If the Java Virtual Machine is an absttract computer then its machine language is the Java bytecode. For each type of real computer a different Java bytecode interpreter is needed. When a computer has a Java bytecode interpreter, it can run any Java bytecode program, and the same program can be run on any computer that has such an interpreter.
There are two basic reasons for having the Java bytecode interpreter:
Simplicity: The Java compiler is itself a complex program. A Java bytecode interpreter, is a relatively small, simple program. This makes it easy to write a bytecode interpreter for a new type of computer; once that is done, that computer can run any compiled Java program. It would be much harder to write a Java compiler for the same computer.

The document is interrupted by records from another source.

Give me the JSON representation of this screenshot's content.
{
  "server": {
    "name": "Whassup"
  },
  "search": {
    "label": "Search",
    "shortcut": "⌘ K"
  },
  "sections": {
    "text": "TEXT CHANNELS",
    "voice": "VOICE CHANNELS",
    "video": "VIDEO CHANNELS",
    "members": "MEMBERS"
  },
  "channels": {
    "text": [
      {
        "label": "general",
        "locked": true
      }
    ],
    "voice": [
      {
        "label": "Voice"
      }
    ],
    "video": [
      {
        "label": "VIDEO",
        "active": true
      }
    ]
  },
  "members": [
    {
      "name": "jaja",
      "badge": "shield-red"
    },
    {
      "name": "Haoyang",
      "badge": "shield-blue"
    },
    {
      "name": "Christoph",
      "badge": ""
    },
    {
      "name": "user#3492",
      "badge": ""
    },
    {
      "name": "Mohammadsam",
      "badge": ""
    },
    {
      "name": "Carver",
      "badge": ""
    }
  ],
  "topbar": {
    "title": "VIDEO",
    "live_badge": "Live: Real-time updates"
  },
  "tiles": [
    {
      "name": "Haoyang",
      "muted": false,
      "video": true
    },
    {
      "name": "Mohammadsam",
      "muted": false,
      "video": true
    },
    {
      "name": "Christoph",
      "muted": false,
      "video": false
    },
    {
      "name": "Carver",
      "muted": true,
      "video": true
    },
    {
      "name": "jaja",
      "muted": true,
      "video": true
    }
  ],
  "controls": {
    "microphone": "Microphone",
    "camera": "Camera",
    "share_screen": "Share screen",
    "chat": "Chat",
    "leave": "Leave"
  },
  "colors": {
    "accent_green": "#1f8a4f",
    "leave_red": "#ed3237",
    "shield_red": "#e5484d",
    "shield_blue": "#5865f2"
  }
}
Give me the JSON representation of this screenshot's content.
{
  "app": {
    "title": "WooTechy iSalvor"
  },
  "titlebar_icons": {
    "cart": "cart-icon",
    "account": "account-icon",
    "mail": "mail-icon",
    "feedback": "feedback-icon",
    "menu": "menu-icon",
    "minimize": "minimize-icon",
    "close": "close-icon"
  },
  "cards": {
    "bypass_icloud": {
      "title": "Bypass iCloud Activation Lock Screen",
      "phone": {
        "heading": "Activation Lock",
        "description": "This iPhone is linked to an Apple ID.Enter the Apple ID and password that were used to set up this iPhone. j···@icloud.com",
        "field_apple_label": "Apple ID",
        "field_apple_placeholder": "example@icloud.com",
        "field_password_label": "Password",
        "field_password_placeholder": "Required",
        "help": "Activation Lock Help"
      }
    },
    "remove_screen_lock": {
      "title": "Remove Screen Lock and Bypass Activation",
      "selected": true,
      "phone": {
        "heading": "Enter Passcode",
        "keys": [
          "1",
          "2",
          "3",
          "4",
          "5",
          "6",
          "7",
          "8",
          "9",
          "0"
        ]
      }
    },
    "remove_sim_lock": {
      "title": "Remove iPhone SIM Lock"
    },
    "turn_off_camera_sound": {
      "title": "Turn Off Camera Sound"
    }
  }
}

Security: The bytecode interpreter is a buffer between the user and the program the user downloads. The user is really running the interpreter, which runs the downloaded program indirectly. The interpreter can protect the user from potentially dangerous actions on the part of that program.
Since Java bytecode was executed by an interpreter, the execution will be always slower than the execution of the same program compiled into native machine language. This problem was resolved by introducing just-in-time (JIT) compilers for executing Java bytecode. A just-in-time compiler translates Java bytecode into native machine language. It does this while it is executing the program. The input to a just-in-time compiler is a Java bytecode program, and its task is to execute that program.
While it is executing the program, it also translates parts of the program into machine language of the underlying computer. The translated parts of the program can then be executed much more quickly than they could be interpreted. This technique gets applied to those parts of a program frequently executed. This way a just-in-time compiler can significantly speed up the overall execution time.
There is no necessary connection between Java and Java bytecode. A program written in Java can be compiled into the machine language of a real computer. And programs written in other languages can be compiled into Java bytecode, too. The combination of Java and Java bytecode is platform-independent, secure, and network-compatible while allowing the user to program in a modern high-level object-oriented language.
Some JVM implementations do not include an interpreter which way the just-in-time compilation of the byte code into native machine code has to occur before a method executes. The JIT compilation is performed the first time a Java method is called.
Starting with Java Platform, Standard Edition (J2SE) 5.0, changes to the JVM specification have been developed under the Java Community Process as JSR 924. As of 2006[update], changes to specification to support changes proposed to the class file format (JSR 202) are being done as a maintenance release of JSR 924. The specification for the JVM is published in book form, known as blue book. The preface states:
We intend that this specification should sufficiently document the Java Virtual Machine to make possible compatible clean-room implementations. Oracle provides tests that verify the proper operation of implementations of the Java Virtual Machine.
One of Oracle's JVMs is named HotSpot. Clean-room Java implementations include Kaffe and IBM J9. Oracle retains control over the Java trademark, which it uses to certify implementation suites as fully compatible with Oracle's specification.